Search the entries for the word "this". Copy each line in which it is found.

Data records for software interfaces:
- - -
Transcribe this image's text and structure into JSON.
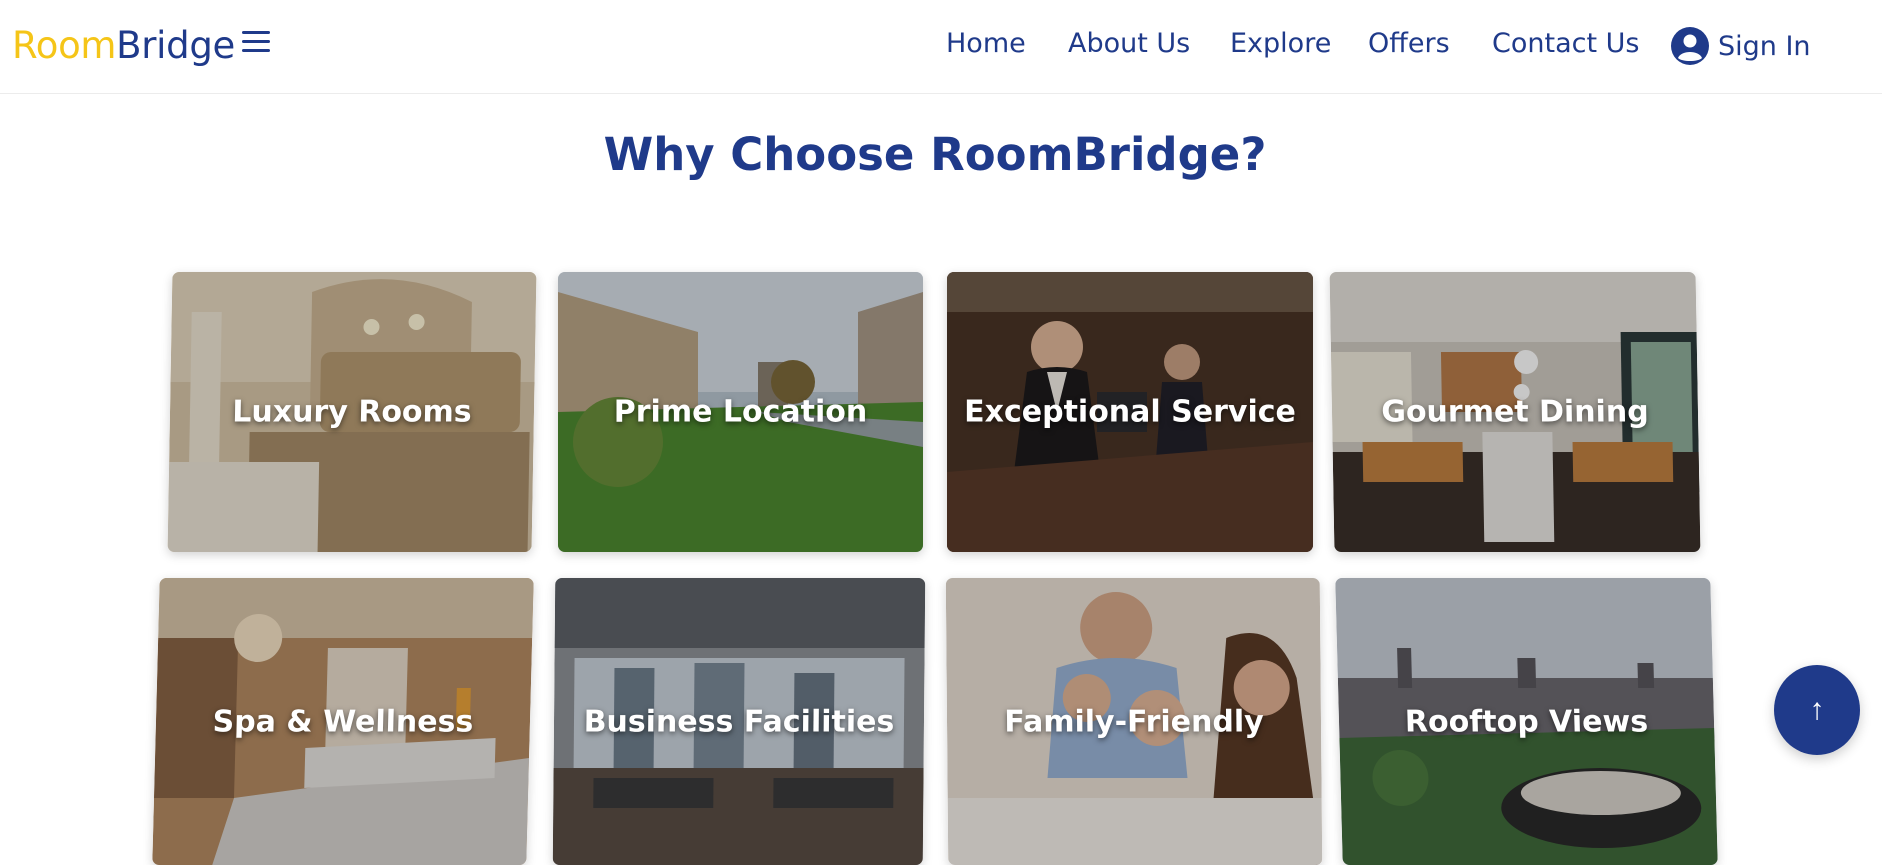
{
  "brand": {
    "part1": "Room",
    "part2": "Bridge"
  },
  "nav": {
    "links": [
      "Home",
      "About Us",
      "Explore",
      "Offers",
      "Contact Us"
    ],
    "signin_label": "Sign In"
  },
  "section": {
    "title": "Why Choose RoomBridge?"
  },
  "features": [
    {
      "label": "Luxury Rooms"
    },
    {
      "label": "Prime Location"
    },
    {
      "label": "Exceptional Service"
    },
    {
      "label": "Gourmet Dining"
    },
    {
      "label": "Spa & Wellness"
    },
    {
      "label": "Business Facilities"
    },
    {
      "label": "Family-Friendly"
    },
    {
      "label": "Rooftop Views"
    }
  ],
  "scroll_top": {
    "glyph": "↑"
  },
  "colors": {
    "brand_yellow": "#f5c518",
    "brand_blue": "#1f3a8a"
  }
}
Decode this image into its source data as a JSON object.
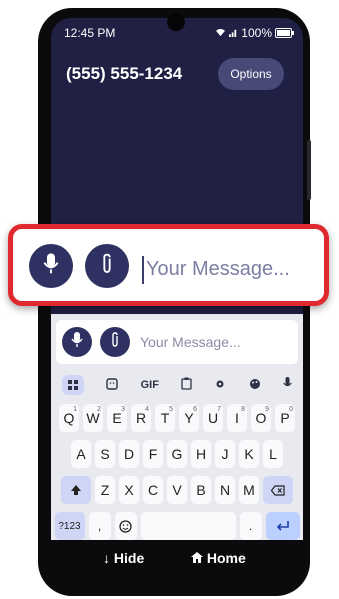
{
  "status_bar": {
    "time": "12:45 PM",
    "battery": "100%"
  },
  "header": {
    "phone_number": "(555) 555-1234",
    "options_label": "Options"
  },
  "composer": {
    "placeholder": "Your Message..."
  },
  "keyboard": {
    "toolbar": [
      "GIF"
    ],
    "row1": [
      {
        "key": "Q",
        "sup": "1"
      },
      {
        "key": "W",
        "sup": "2"
      },
      {
        "key": "E",
        "sup": "3"
      },
      {
        "key": "R",
        "sup": "4"
      },
      {
        "key": "T",
        "sup": "5"
      },
      {
        "key": "Y",
        "sup": "6"
      },
      {
        "key": "U",
        "sup": "7"
      },
      {
        "key": "I",
        "sup": "8"
      },
      {
        "key": "O",
        "sup": "9"
      },
      {
        "key": "P",
        "sup": "0"
      }
    ],
    "row2": [
      "A",
      "S",
      "D",
      "F",
      "G",
      "H",
      "J",
      "K",
      "L"
    ],
    "row3": [
      "Z",
      "X",
      "C",
      "V",
      "B",
      "N",
      "M"
    ],
    "row4": {
      "symbols_label": "?123",
      "comma": ",",
      "period": "."
    }
  },
  "nav": {
    "hide_label": "Hide",
    "home_label": "Home"
  },
  "colors": {
    "screen_bg": "#1f2044",
    "accent": "#2f3162",
    "highlight": "#e0292f"
  }
}
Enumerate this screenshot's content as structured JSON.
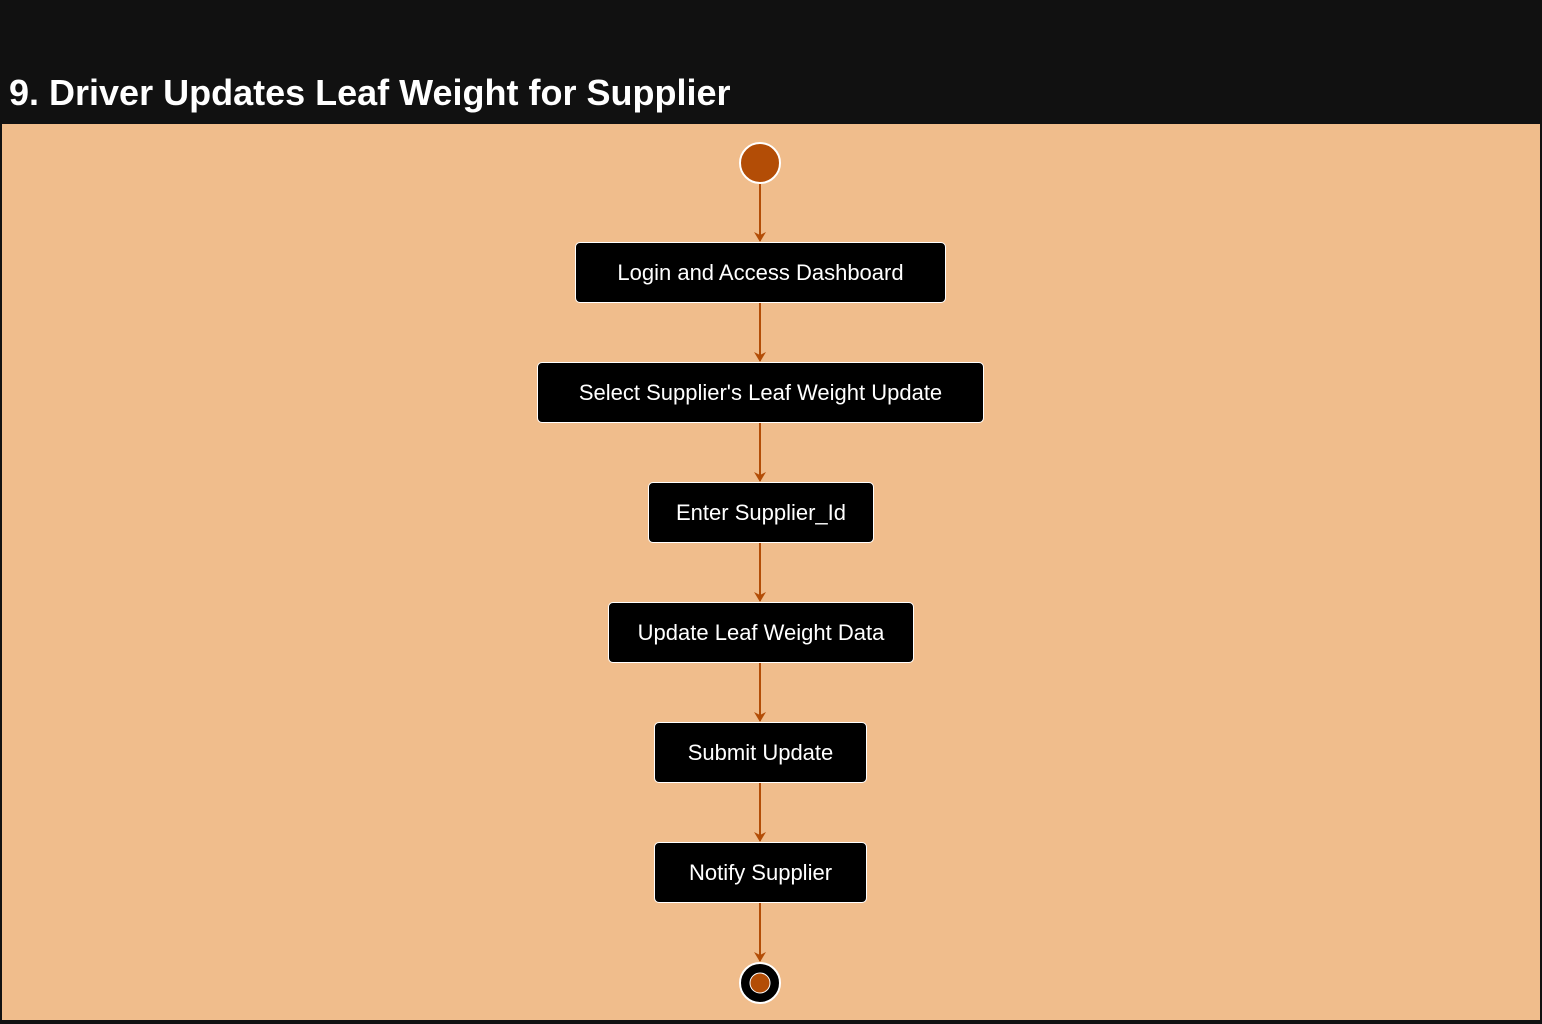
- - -
* _Written answer_
Transcribe this image's text and structure into JSON.
Decode this image into its source data as a JSON object.
Enumerate this screenshot's content as structured JSON.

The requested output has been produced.